With a view like this from the office, you could be forgiven for thinking that an editor’s life is a doddle. Unfortunately, there are always challenges to act as a distraction from the lochs and mountains. Take editing a crowdsourced book, for example. A normal ELT book has between one and three authors, and the rule of thumb is usually that the trickiness in author communication increases exponentially with the number of writers involved – the time taken to liaise with them, get agreement on changes, extract material to a deadline, get proofs checked, etc. all increases massively the more authors you have. So imagine the problems in dealing with multiple authors in a crowdsourced book (26 of them in the latest example). It simply isn’t feasible to maintain the same level of communication and requests for feedback with that many people as it is with a normal publishing project. The only answer is to change the approach, and that means having much less author involvement in the publishing process after the manuscript has been handed over. Of course, some authors find this difficult to accept, as their contribution is inevitably changed en route to publication to bring it into line in terms of style and content with the other sections of the book. And when the book is being produced to a tight schedule, there simply isn’t time to check that everyone’s happy before going to press.

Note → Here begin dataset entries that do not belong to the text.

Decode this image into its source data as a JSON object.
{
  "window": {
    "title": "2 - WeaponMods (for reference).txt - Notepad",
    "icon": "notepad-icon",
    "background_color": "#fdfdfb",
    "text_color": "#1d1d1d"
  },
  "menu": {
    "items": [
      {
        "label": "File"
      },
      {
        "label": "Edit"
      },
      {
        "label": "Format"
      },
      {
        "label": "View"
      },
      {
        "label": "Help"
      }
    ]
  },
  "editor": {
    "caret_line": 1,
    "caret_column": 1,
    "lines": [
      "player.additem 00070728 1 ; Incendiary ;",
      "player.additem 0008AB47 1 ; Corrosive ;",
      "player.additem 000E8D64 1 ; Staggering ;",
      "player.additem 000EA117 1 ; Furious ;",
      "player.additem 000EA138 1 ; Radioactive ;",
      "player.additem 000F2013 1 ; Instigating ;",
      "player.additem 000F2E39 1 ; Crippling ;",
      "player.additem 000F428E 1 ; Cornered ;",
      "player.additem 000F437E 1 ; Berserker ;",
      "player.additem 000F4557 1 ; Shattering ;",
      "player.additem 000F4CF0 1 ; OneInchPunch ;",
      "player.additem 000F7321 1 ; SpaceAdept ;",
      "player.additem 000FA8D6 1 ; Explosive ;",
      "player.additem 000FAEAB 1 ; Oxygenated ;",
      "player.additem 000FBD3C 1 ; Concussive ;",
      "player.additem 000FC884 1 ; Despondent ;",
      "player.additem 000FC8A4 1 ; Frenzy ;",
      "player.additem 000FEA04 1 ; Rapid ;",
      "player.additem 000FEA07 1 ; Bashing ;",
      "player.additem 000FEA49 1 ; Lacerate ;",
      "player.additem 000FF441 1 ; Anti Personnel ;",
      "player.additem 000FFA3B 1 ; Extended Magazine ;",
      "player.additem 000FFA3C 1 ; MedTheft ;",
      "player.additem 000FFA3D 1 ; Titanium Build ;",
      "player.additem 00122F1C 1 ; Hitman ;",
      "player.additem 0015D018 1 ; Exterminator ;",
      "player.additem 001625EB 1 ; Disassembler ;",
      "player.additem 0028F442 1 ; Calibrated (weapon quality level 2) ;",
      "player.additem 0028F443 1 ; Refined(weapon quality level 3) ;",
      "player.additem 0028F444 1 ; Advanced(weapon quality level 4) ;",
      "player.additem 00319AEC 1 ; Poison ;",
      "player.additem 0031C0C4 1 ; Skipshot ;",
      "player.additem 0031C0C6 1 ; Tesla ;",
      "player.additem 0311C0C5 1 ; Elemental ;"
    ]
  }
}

On the positive side, a crowdsourced book is a very vibrant thing – each contribution still maintains its own ‘feel’ (despite the editorial smoothing that goes on!), and each author has the opportunity to be part of something big without the drain on time and effort that being a sole author involves. So next time you feel the urge to contribute something to a crowdsourced project, go for it! Just don’t be too surprised if the end result isn’t exactly the same as the manuscript you submitted 😉